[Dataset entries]
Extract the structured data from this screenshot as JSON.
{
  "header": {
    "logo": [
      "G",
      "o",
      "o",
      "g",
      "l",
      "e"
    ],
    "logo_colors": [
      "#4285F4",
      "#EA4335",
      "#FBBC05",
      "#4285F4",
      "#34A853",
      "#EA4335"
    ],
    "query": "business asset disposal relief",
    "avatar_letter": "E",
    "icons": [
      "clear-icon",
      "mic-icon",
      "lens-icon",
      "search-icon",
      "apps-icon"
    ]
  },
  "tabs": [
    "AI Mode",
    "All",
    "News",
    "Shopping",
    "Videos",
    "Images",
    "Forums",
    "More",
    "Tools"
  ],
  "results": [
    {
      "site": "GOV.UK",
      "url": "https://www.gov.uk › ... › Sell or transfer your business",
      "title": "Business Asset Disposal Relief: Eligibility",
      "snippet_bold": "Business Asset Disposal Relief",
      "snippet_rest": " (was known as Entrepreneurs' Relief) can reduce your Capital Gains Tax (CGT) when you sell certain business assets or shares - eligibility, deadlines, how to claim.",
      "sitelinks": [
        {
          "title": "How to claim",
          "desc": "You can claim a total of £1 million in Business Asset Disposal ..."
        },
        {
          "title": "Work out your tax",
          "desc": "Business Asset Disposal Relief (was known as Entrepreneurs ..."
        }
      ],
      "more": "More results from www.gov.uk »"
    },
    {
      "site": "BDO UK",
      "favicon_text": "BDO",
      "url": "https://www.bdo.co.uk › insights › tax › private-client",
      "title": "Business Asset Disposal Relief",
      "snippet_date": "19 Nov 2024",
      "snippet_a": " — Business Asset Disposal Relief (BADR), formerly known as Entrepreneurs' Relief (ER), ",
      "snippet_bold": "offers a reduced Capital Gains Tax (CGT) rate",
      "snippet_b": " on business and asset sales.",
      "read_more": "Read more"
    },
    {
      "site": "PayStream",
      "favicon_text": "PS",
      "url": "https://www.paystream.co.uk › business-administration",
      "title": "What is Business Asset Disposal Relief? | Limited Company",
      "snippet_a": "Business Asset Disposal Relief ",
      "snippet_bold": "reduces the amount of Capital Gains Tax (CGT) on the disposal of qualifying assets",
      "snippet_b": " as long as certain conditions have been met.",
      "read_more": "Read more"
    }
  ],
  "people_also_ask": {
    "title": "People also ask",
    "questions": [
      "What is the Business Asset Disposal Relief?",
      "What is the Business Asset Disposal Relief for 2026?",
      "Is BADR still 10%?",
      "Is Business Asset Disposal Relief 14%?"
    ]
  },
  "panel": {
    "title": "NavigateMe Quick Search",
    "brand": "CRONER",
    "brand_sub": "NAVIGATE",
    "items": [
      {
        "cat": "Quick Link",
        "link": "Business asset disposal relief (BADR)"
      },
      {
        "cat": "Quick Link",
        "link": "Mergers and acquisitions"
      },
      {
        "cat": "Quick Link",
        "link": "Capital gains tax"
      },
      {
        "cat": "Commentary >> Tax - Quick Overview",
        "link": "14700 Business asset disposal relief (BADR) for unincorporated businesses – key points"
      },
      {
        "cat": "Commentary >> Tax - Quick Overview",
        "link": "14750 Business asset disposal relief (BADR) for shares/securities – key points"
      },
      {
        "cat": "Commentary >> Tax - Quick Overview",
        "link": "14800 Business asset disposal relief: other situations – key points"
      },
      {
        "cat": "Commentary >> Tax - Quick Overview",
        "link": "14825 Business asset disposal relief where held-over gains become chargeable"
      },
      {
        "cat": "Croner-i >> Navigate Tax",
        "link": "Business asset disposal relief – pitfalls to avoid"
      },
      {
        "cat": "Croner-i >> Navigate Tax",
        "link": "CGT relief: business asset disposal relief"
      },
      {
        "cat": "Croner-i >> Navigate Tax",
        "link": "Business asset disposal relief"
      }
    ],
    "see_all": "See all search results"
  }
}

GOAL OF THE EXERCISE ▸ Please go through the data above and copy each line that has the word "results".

TASK ANSWER ▸
  "results": [
      "more": "More results from www.gov.uk »"
    "see_all": "See all search results"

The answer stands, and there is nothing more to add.